- Y. K. Ho and J. Lascelles, “δ-Aminolevulinic acid dehydratase of Spirillum itersonii and the regulation of tetrapyrrole synthesis,” Archives of Biochemistry and Biophysics, vol. 144, no. 2, pp. 734–740, 1971.
- S. T. Rier and R. J. Stevenson, “Effects of light, dissolved organic carbon, and inorganic nutrients on the relationship between algae and heterotrophic bacteria in stream periphyton,” Hydrobiologia, vol. 489, no. 1, pp. 179–184, 2002.
- H. W. Pearl, “Epi and endo biotic interactions of cyanobacteria in algae and symbiosis. Plant, animals, fungi, viruses, interaction explored,” Journal of General Microbiology, vol. 43, no. 1, pp. 23–45, 1992.
- J. Du, G. Zhao, F. Wang et al., “Growth stimulation of Microcystis aeruginosa by a bacterium from hyper-eutrophic water (Taihu Lake, China),” Aquatic Ecology, vol. 47, no. 3, pp. 303–313, 2013.
- D. L. Miller and V. W. Rodwell, “Metabolism of basic amino acids in Pseudomonas putida.
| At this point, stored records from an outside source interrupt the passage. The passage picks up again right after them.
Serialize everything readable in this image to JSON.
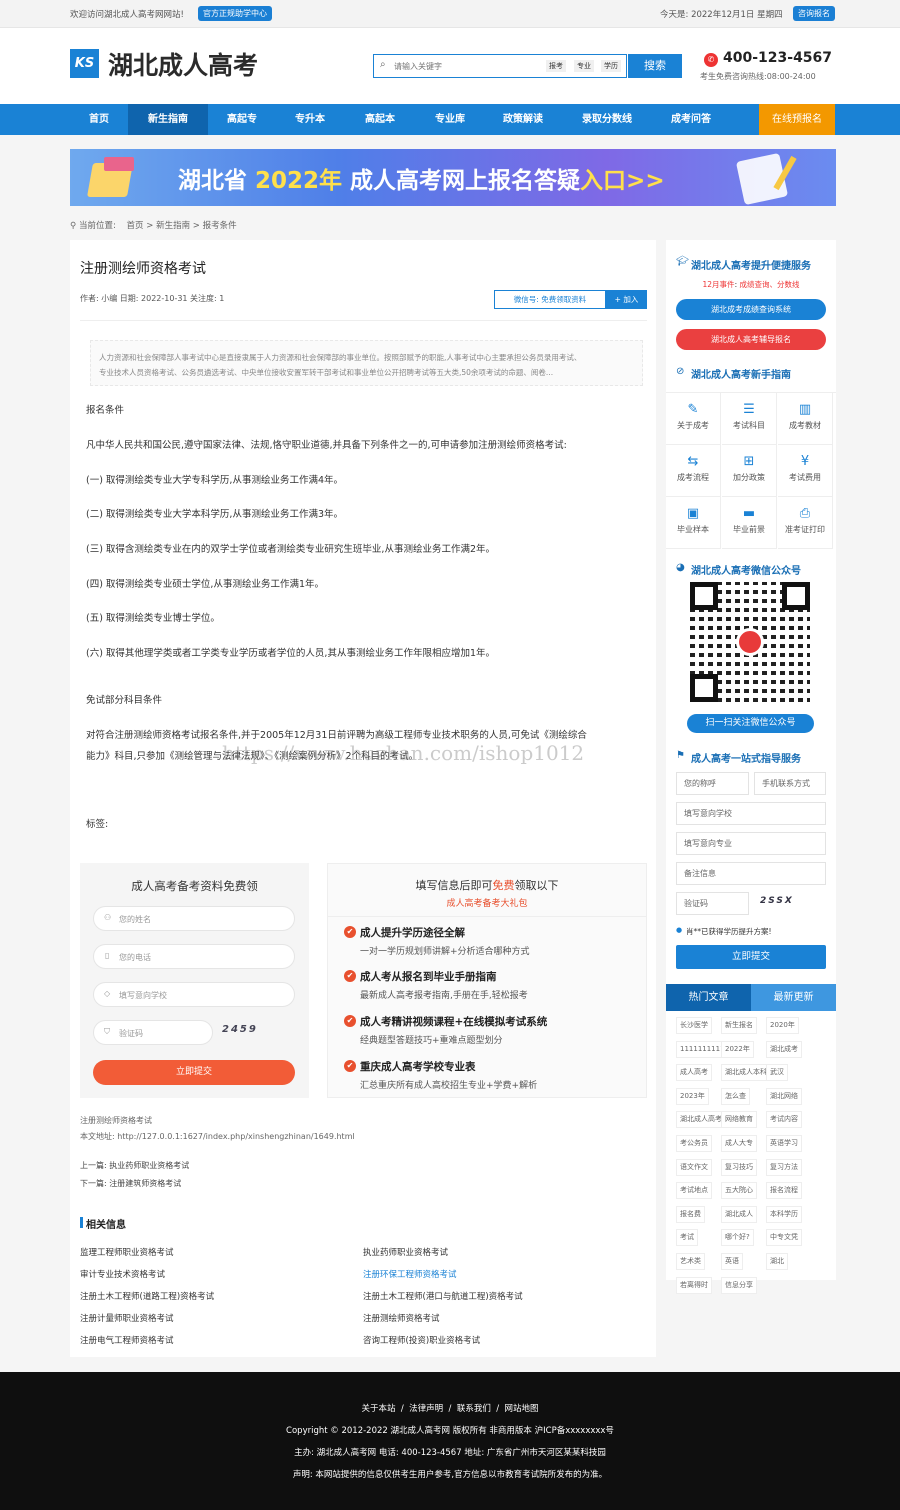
{
  "topbar": {
    "welcome": "欢迎访问湖北成人高考网网站!",
    "official_btn": "官方正规助学中心",
    "date": "今天是: 2022年12月1日 星期四",
    "consult_btn": "咨询报名"
  },
  "header": {
    "logo_mark": "KS",
    "site_name": "湖北成人高考",
    "search_placeholder": "请输入关键字",
    "search_tags": [
      "报考",
      "专业",
      "学历"
    ],
    "search_btn": "搜索",
    "phone": "400-123-4567",
    "hotline": "考生免费咨询热线:08:00-24:00"
  },
  "nav": {
    "items": [
      "首页",
      "新生指南",
      "高起专",
      "专升本",
      "高起本",
      "专业库",
      "政策解读",
      "录取分数线",
      "成考问答"
    ],
    "active_index": 1,
    "cta": "在线预报名"
  },
  "banner": {
    "text_prefix": "湖北省",
    "text_year": "2022年",
    "text_main": "成人高考网上报名答疑",
    "text_link": "入口>>"
  },
  "breadcrumb": {
    "label": "当前位置:",
    "home": "首页",
    "section": "新生指南",
    "current": "报考条件",
    "sep": ">"
  },
  "article": {
    "title": "注册测绘师资格考试",
    "meta": "作者: 小编 日期: 2022-10-31 关注度: 1",
    "wechat_label": "微信号: 免费领取资料",
    "add_btn": "+ 加入",
    "summary_lines": [
      "人力资源和社会保障部人事考试中心是直接隶属于人力资源和社会保障部的事业单位。按照部赋予的职能,人事考试中心主要承担公务员录用考试、",
      "专业技术人员资格考试、公务员遴选考试、中央单位接收安置军转干部考试和事业单位公开招聘考试等五大类,50余项考试的命题、阅卷..."
    ],
    "heading1": "报名条件",
    "intro": "凡中华人民共和国公民,遵守国家法律、法规,恪守职业道德,并具备下列条件之一的,可申请参加注册测绘师资格考试:",
    "conditions": [
      "(一) 取得测绘类专业大学专科学历,从事测绘业务工作满4年。",
      "(二) 取得测绘类专业大学本科学历,从事测绘业务工作满3年。",
      "(三) 取得含测绘类专业在内的双学士学位或者测绘类专业研究生班毕业,从事测绘业务工作满2年。",
      "(四) 取得测绘类专业硕士学位,从事测绘业务工作满1年。",
      "(五) 取得测绘类专业博士学位。",
      "(六) 取得其他理学类或者工学类专业学历或者学位的人员,其从事测绘业务工作年限相应增加1年。"
    ],
    "heading2": "免试部分科目条件",
    "exempt_line1": "对符合注册测绘师资格考试报名条件,并于2005年12月31日前评聘为高级工程师专业技术职务的人员,可免试《测绘综合",
    "exempt_line2": "能力》科目,只参加《测绘管理与法律法规》、《测绘案例分析》2个科目的考试。",
    "watermark": "https://www.huzhan.com/ishop1012",
    "tags_label": "标签:"
  },
  "form": {
    "title": "成人高考备考资料免费领",
    "name_ph": "您的姓名",
    "phone_ph": "您的电话",
    "school_ph": "填写意向学校",
    "captcha_ph": "验证码",
    "captcha_img": "2459",
    "submit": "立即提交"
  },
  "gifts": {
    "title_prefix": "填写信息后即可",
    "title_hl": "免费",
    "title_suffix": "领取以下",
    "subtitle": "成人高考备考大礼包",
    "items": [
      {
        "h": "成人提升学历途径全解",
        "d": "一对一学历规划师讲解+分析适合哪种方式"
      },
      {
        "h": "成人考从报名到毕业手册指南",
        "d": "最新成人高考报考指南,手册在手,轻松报考"
      },
      {
        "h": "成人考精讲视频课程+在线模拟考试系统",
        "d": "经典题型答题技巧+重难点题型划分"
      },
      {
        "h": "重庆成人高考学校专业表",
        "d": "汇总重庆所有成人高校招生专业+学费+解析"
      }
    ]
  },
  "meta_block": {
    "page_title": "注册测绘师资格考试",
    "address": "本文地址: http://127.0.0.1:1627/index.php/xinshengzhinan/1649.html",
    "prev": "上一篇: 执业药师职业资格考试",
    "next": "下一篇: 注册建筑师资格考试"
  },
  "related": {
    "title": "相关信息",
    "left": [
      "监理工程师职业资格考试",
      "审计专业技术资格考试",
      "注册土木工程师(道路工程)资格考试",
      "注册计量师职业资格考试",
      "注册电气工程师资格考试"
    ],
    "right": [
      "执业药师职业资格考试",
      "注册环保工程师资格考试",
      "注册土木工程师(港口与航道工程)资格考试",
      "注册测绘师资格考试",
      "咨询工程师(投资)职业资格考试"
    ]
  },
  "sidebar": {
    "service_title": "湖北成人高考提升便捷服务",
    "notice_month": "12月事件",
    "notice_links": "成绩查询、分数线",
    "query_btn": "湖北成考成绩查询系统",
    "coach_btn": "湖北成人高考辅导报名",
    "guide_title": "湖北成人高考新手指南",
    "grid": [
      {
        "icon": "✎",
        "label": "关于成考"
      },
      {
        "icon": "☰",
        "label": "考试科目"
      },
      {
        "icon": "▥",
        "label": "成考教材"
      },
      {
        "icon": "⇆",
        "label": "成考流程"
      },
      {
        "icon": "⊞",
        "label": "加分政策"
      },
      {
        "icon": "¥",
        "label": "考试费用"
      },
      {
        "icon": "▣",
        "label": "毕业样本"
      },
      {
        "icon": "▬",
        "label": "毕业前景"
      },
      {
        "icon": "⎙",
        "label": "准考证打印"
      }
    ],
    "wechat_title": "湖北成人高考微信公众号",
    "qr_btn": "扫一扫关注微信公众号",
    "onestop_title": "成人高考一站式指导服务",
    "fields": {
      "name": "您的称呼",
      "phone": "手机联系方式",
      "school": "填写意向学校",
      "major": "填写意向专业",
      "remark": "备注信息",
      "captcha": "验证码"
    },
    "captcha_img": "2SSX",
    "success_note": "肖**已获得学历提升方案!",
    "submit": "立即提交",
    "tab_hot": "热门文章",
    "tab_new": "最新更新",
    "tags": [
      "长沙医学",
      "新生报名",
      "2020年",
      "11111111111",
      "2022年",
      "湖北成考",
      "成人高考",
      "湖北成人本科",
      "武汉",
      "2023年",
      "怎么查",
      "湖北网络",
      "湖北成人高考",
      "网络教育",
      "考试内容",
      "考公务员",
      "成人大专",
      "英语学习",
      "语文作文",
      "复习技巧",
      "复习方法",
      "考试地点",
      "五大院心",
      "报名流程",
      "报名费",
      "湖北成人",
      "本科学历",
      "考试",
      "哪个好?",
      "中专文凭",
      "艺术类",
      "英语",
      "湖北",
      "若离得时",
      "信息分享"
    ]
  },
  "footer": {
    "links": [
      "关于本站",
      "法律声明",
      "联系我们",
      "网站地图"
    ],
    "copyright": "Copyright © 2012-2022 湖北成人高考网 版权所有 非商用版本   沪ICP备xxxxxxxx号",
    "host": "主办: 湖北成人高考网  电话: 400-123-4567  地址: 广东省广州市天河区某某科技园",
    "statement": "声明: 本网站提供的信息仅供考生用户参考,官方信息以市教育考试院所发布的为准。"
  }
}
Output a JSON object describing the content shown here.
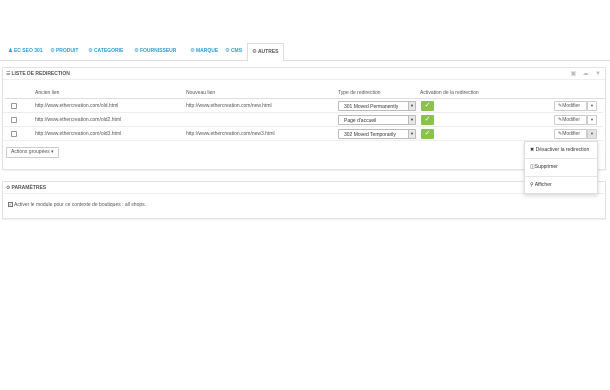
{
  "tabs": [
    {
      "label": "EC SEO 301",
      "icon": "user-icon"
    },
    {
      "label": "PRODUIT",
      "icon": "cogs-icon"
    },
    {
      "label": "CATEGORIE",
      "icon": "cogs-icon"
    },
    {
      "label": "FOURNISSEUR",
      "icon": "cogs-icon"
    },
    {
      "label": "MARQUE",
      "icon": "cogs-icon"
    },
    {
      "label": "CMS",
      "icon": "cogs-icon"
    },
    {
      "label": "AUTRES",
      "icon": "cogs-icon",
      "active": true
    }
  ],
  "list_panel": {
    "title": "LISTE DE REDIRECTION",
    "columns": {
      "old_link": "Ancien lien",
      "new_link": "Nouveau lien",
      "type": "Type de redirection",
      "activation": "Activation de la redirection"
    },
    "rows": [
      {
        "old": "http://www.ethercreation.com/old.html",
        "new": "http://www.ethercreation.com/new.html",
        "type": "301 Moved Permanently",
        "active": true,
        "action": "Modifier"
      },
      {
        "old": "http://www.ethercreation.com/old2.html",
        "new": "",
        "type": "Page d'accueil",
        "active": true,
        "action": "Modifier"
      },
      {
        "old": "http://www.ethercreation.com/old3.html",
        "new": "http://www.ethercreation.com/new3.html",
        "type": "302 Moved Temporarily",
        "active": true,
        "action": "Modifier"
      }
    ],
    "bulk_actions": "Actions groupées"
  },
  "row_menu": {
    "items": [
      {
        "label": "Désactiver la redirection",
        "icon": "times-icon"
      },
      {
        "label": "Supprimer",
        "icon": "trash-icon"
      },
      {
        "label": "Afficher",
        "icon": "zoom-icon"
      }
    ]
  },
  "params_panel": {
    "title": "PARAMÈTRES",
    "checkbox_label": "Activer le module pour ce contexte de boutiques : all shops."
  },
  "colors": {
    "accent": "#2b9ed8",
    "success": "#8bc34a",
    "border": "#e2e2e2"
  }
}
Catabolism of lysine by cyclic and acyclic intermediates,” Journal of Biological Chemistry, vol. 246, no. 9, pp. 2758–2764, 1971.
- B. Vanderhaegen, H. Neven, S. Coghe, K. J. Verstrepen, G. Derdelinckx, and H. Verachtert, “Bioflavoring and beer refermentation,” Applied Microbiology and Biotechnology, vol. 62, no. 2-3, pp. 140–150, 2003.
- A. Kumar, L. K. Singh, and S. Ghosh, “Bioconversion of lignocellulosic fraction of water-hyacinth (Eichhornia crassipes) hemicellulose acid hydrolysate to ethanol by Pichia stipitis,” Bioresource Technology, vol. 100, no. 13, pp. 3293–3297, 2009.
- J. D. Kim, G. W. Chae, H. J. Seo et al., “Bioalcohol production with microalgae, microcystis aeruginosa,” Korean Society for Biotechnology and Bioengineering Journal, vol. 27, no. 6, pp. 335–340, 2012.
- J. Liu, J. Huang, and F. Chen, “Microalgae as feedstocks for biodiesel production,” in Biodiesel Feedstocks and Processing Technologies, M. Stoytcheva, Ed., vol. 78, p. 58, InTech, Rijeka, Croatia, 2011.
- M. K. Lam and K. T. Lee, “Microalgae biofuels: a critical review of issues, problems and the way forward,” Biotechnology Advances, vol. 30, no. 3, pp. 673–690, 2012.
- G. Markou, I. Angelidaki, and D. Georgakakis, “Microalgal carbohydrates: an overview of the factors influencing carbohydrates production, and of main bioconversion technologies for production of biofuels,” Applied Microbiology and Biotechnology, vol. 96, no. 3, pp. 631–645, 2012.
- M. Matsumoto, H. Yokouchi, N. Suzuki, H. Ohata, and T. Matsunaga, “Saccharification of marine microalgae using marine bacteria for ethanol production,” Applied Biochemistry and Biotechnology, vol. 105, no. 1–3, pp. 247–254, 2003.
Copyright © 2016 Muhammad Imran Khan et al. This is an open access article distributed under the Creative Commons Attribution License, which permits unrestricted use, distribution, and reproduction in any medium, provided the original work is properly cited.